Miami Blues is a crime film full of loose ends, incompetence, wanton violence and meandering characters who seem lost within their own story, and I mean all that in the best way possible. Some pulp affairs are sharp, succinctly plotted creatures, every cog in the machine placed to serve the momentum of plot and character, while other efforts have messily dropped the cogs all over the floor for an untethered, ‘wing it’ type approach in which story and character are like aimless leaves blowing about in a restless pond. Isn’t life like that though? There’s no narrative structure to a lot of what we do, and as such there’s little to be found in the tale of highly self destructive, psychotic criminal Alec Baldwin, who has barely left the airport upon arriving in Miami before he’s already got a serious warrant out for his arrest. He’s a violent sociopath who takes what he wants when he wants and, most aggressively, how he wants. He’s also very smart, which is a dangerous mix in anyone whose moral compass has flatlined. His anarchic crime spree gains the attention of an aloof older detective (Fred Ward) whose badge he steals for some good old law enforcement impersonation, leading the poor weary cop on a darkly comical mad goose chase all over town. He also picks up an endearing dumb blonde (Jennifer Jason Leigh, excellent) who’s infatuated with him and blatantly tunes out any and all red flags, of which there are…many. That’s pretty much all there is to it, but with these three actors it’s pure gold. The knowingly audacious arch criminal, the Betty Boop wannabe wifey sidekick and the exasperated, constantly outsmarted copper, a trio of archetypes augmented slightly in favour of each performer’s stellar work. Never takes itself too seriously, knows full well how heinous the turn of events within it’s frames are, yet firmly refuses to not have fun, a cheeky, sexy, sweaty and altogether terrific little venture. 

-Nate Hill

Forgotten gems:  Remembering 1988’s hypnotic, bizarre Heart Of Midnight 

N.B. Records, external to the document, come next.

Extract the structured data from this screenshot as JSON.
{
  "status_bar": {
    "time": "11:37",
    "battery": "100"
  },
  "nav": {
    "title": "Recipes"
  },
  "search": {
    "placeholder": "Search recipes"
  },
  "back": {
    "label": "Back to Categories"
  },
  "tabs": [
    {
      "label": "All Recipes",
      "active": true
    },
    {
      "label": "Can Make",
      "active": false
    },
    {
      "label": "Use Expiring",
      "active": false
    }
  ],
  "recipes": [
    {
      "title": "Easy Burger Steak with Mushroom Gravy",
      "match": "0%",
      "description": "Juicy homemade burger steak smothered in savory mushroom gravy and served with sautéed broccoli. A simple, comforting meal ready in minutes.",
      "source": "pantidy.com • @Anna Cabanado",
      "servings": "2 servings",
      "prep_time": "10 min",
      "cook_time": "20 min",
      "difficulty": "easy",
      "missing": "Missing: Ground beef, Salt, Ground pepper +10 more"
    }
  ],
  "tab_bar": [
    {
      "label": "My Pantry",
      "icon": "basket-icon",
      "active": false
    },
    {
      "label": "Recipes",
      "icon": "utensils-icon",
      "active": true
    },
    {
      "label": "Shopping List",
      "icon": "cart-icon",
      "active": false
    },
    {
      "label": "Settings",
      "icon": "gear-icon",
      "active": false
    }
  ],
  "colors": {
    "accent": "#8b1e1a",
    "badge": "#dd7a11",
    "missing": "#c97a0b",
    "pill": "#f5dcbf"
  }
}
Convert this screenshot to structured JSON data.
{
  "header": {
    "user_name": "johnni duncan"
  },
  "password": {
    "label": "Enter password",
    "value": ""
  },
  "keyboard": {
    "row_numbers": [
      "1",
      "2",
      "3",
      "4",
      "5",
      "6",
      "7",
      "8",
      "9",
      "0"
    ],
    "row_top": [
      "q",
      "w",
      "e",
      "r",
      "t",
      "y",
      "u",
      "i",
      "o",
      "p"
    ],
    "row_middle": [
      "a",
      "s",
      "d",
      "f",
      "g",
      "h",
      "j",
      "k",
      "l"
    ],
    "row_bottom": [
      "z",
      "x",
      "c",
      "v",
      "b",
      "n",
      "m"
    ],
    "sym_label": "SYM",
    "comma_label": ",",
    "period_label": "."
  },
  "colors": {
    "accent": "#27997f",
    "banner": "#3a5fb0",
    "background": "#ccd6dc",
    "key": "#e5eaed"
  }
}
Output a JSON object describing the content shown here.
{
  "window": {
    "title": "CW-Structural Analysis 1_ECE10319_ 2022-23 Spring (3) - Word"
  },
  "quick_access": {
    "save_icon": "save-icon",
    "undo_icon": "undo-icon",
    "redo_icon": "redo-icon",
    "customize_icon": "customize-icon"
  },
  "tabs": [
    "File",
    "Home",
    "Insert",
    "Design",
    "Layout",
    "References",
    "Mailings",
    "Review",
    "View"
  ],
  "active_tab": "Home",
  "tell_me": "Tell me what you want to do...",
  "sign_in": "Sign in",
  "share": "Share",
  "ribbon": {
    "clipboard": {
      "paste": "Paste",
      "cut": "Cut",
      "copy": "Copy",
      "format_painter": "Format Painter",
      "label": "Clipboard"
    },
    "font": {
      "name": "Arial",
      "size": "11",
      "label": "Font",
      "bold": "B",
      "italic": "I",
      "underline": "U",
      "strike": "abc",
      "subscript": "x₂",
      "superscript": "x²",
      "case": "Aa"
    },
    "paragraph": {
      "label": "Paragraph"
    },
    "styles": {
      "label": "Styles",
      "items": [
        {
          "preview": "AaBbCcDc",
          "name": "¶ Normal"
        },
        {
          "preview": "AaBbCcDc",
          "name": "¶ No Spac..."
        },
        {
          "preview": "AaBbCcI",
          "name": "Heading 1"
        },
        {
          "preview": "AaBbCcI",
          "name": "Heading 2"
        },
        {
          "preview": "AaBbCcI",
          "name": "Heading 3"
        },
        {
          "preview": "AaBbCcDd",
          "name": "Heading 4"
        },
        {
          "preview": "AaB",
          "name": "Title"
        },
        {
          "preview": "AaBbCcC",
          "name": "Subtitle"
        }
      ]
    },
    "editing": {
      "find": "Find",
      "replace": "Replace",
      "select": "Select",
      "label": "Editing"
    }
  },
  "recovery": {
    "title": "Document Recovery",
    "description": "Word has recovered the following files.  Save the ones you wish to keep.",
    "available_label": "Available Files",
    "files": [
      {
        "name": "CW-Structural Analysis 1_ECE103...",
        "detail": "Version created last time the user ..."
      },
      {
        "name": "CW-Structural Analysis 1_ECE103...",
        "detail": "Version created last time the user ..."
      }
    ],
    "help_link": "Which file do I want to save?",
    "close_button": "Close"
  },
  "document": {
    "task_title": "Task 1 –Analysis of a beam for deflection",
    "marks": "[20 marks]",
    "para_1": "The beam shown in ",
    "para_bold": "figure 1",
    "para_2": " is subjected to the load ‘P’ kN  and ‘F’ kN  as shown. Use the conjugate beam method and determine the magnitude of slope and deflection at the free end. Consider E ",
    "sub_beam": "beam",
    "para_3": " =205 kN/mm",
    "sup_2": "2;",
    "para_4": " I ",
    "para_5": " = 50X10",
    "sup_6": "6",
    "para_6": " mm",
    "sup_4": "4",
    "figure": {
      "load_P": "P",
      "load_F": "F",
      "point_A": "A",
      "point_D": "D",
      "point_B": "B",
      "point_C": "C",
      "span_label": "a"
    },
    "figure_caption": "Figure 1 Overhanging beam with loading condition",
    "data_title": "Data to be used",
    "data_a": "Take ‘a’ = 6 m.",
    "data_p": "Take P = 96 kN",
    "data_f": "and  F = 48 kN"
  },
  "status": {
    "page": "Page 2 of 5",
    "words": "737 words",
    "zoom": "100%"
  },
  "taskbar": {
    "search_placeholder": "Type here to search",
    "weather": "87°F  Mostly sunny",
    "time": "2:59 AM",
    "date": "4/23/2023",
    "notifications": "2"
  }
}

Somewhere between the dustbowl basilicas of 1980’s VHS town and the restless urban decay of metropolitan Americana lies the Heart Of Midnight, a dilapidated abandoned sex fetish nightclub full of nightmarish corridors, dead end rooms with ominous stains on the wall and a perpetual sense of acrid dread. Jennifer Jason Leigh is the reluctant heir to this heap, passed on to her by a weird old uncle she barely remembers, now deceased. It’s in a ruined, crime ridden part of town that still seems safer compared to the various themed rooms of this erotica dungeon, but she’s a trooper anyways, giving her best efforts to fix the place up and make something decent of it. Leigh seems to have deliberately go out of her way to pick kinky, controversial roles since her career began, always with sexual undertones and never short on psychological turmoil. She’s put through a wringer here, as the sordid, perverse and highly disturbing history of both the club and her uncle comes back to haunt her in full sleazy swing, a turn of events not for the squeamish or puritan side of the crowd. Walls seem to move, eyes peer through cracks and haunted cries echo through the fissures in the structure, as well as howling bad dreams that distort her reality. When a detective (Peter Coyote, brilliant work) shows up to help, he’s just as unsettling and shady as the building itself, clearly in the know or up to something. The only borderline sane character is another cop played by Frank Stallone, getting some of the best much needed comic relief of the piece. It’s priceless to see Leigh wander into the police station looking for answers only to find him in the middle of a ukulele folk ballad with the rest of the precinct belting out the chorus. Things don’t go very well for our heroine, as the dark forces playing with her seem to close in for a suffocating finale that leaves you feeling violated and disoriented. This is a film that seeps right to the root of human unpleasantness and psychosexual decadence, and one should firmly equip oneself mentally before going in. It’s also a film of startling dark beauty and alluring atmosphere, like a dreamy black velvet orchid that warbles a lullaby both dangerous and seductive, beckoning you to let your guard down until you wish you hadn’t, and are under it’s spell. One of the most overlooked mood pieces of the 80’s, a gorgeously horrific phantasm of a film that gets under your skin and crawls into your dreams.